In the crypts of Lieberkuhn, between the villous cells and the Paneth cells.

33

What are the symptoms of over-hydration?

  • Increased HR
  • Respiratory distress/cough
  • "Crackles" in the lung fields
  • Hepatomegaly
  • Oedema

34

What should be monitored during treatment with loperamide?

  • Hydration status
  • U & E's
  • Visible signs.

36

How long should loperamide be given for?

Until the symptoms are controlled; or if on-going, lower dose in chronic diarrhoea.

37

What are the symptoms of shock?

  • Cold sweaty skin
  • Weak rapid pulse and Irregular breathing
  • Dry mouth and dilated pupils
  • Decreased level of consciousness
  • Reduced urine output

38

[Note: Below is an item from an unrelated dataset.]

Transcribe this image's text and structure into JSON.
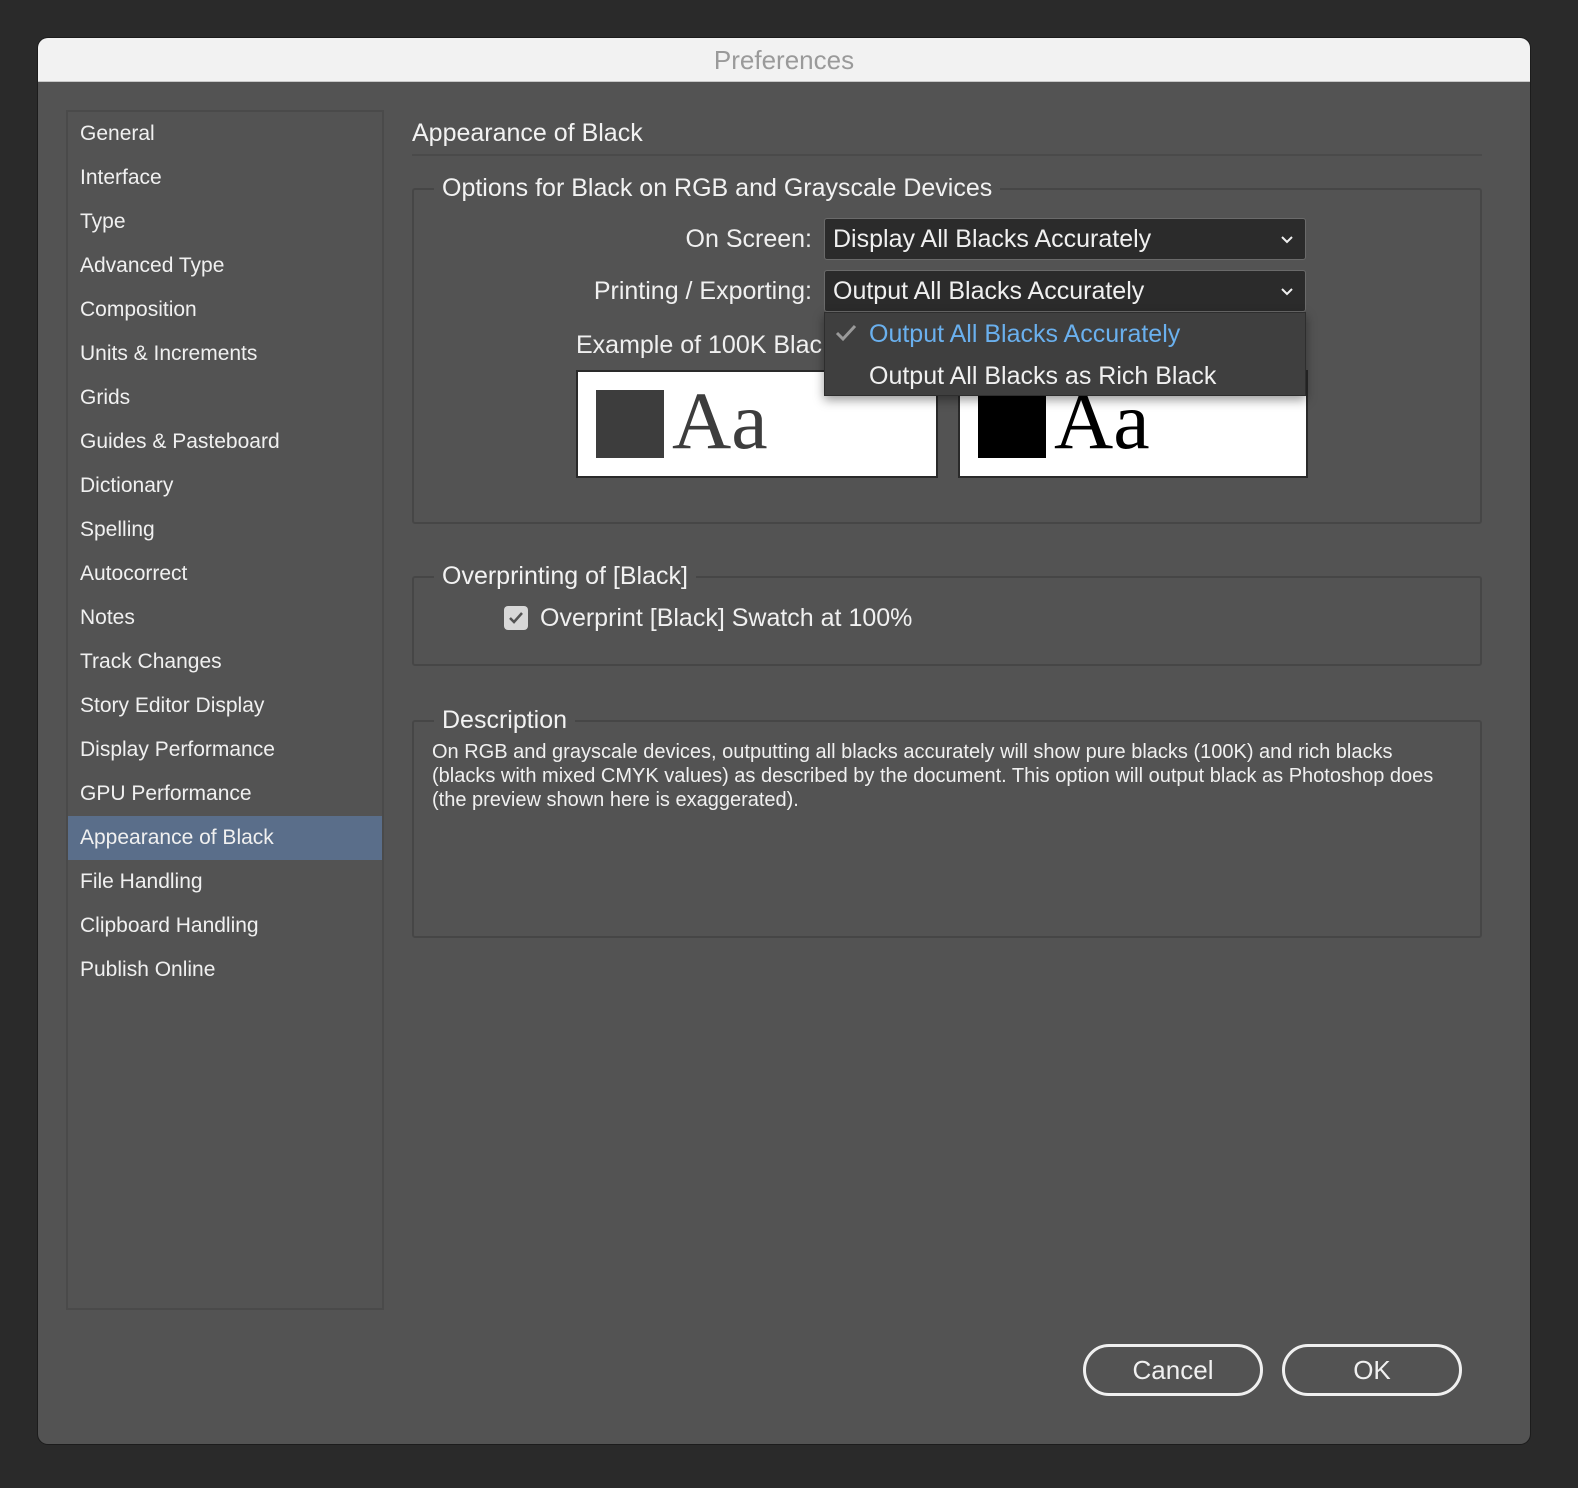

What would make you suspect hypernatraemic dehydration?

  • Jittery movements
  • Increased muscle tone
  • Hyper-reflexia
  • Convulsions
  • Drowsiness/coma.

39

What class of drug is Loperamide?

An antimotility drug

40

What is the immediate treatment for shock?

  • O2
  • Establish IV line
  • Give 20mls/Kg 0.9% Fluid (Hartmann's, NaCl 0.9%)
  • Frequent monitoring and repeat if shock persists.

41

What is the maximum resorptive capacity of water in the colon?

Approximately 4L per 24 hours.

42

What is the normal osmolarity of the blood plasma?

290 mOsm/Kg

43

Name 3 mechanisms that cause osmotic diarrhoea, and give an example of each.

  • Malabsorption of CHO/protein - Lactose intolerance
  • Rapid gut transit - IBS, Toddler's diarrhoea and stimulant laxative
  • Osmotic laxative - Lactulose, PEG

44

What are some common causes of secretory diarrhoea?

Infections such as Cholera, rotavirus and ETEC